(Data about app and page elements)
══════════
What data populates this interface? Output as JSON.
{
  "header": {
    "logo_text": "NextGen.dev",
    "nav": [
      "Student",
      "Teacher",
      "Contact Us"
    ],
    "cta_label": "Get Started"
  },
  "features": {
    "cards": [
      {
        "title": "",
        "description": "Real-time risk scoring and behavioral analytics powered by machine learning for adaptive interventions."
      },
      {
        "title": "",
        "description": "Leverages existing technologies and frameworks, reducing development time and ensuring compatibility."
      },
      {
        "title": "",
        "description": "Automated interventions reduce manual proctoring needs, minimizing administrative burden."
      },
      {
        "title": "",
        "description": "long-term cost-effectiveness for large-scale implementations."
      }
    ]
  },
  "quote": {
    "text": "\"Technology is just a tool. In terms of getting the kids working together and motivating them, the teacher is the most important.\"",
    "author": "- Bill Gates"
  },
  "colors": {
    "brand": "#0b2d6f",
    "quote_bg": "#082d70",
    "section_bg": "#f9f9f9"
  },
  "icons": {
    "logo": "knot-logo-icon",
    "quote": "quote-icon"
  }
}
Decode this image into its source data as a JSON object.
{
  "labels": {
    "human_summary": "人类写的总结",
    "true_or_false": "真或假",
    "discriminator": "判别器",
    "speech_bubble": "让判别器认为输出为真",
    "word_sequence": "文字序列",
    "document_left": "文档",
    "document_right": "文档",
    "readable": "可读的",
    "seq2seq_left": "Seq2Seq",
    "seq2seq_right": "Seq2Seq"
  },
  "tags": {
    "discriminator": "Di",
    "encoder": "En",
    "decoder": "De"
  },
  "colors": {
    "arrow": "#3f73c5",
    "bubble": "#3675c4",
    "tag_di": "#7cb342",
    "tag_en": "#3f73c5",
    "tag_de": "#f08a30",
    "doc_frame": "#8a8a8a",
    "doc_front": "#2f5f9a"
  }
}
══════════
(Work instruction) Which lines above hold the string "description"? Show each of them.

(Completed task)
        "description": "Real-time risk scoring and behavioral analytics powered by machine learning for adaptive interventions."
        "description": "Leverages existing technologies and frameworks, reducing development time and ensuring compatibility."
        "description": "Automated interventions reduce manual proctoring needs, minimizing administrative burden."
        "description": "long-term cost-effectiveness for large-scale implementations."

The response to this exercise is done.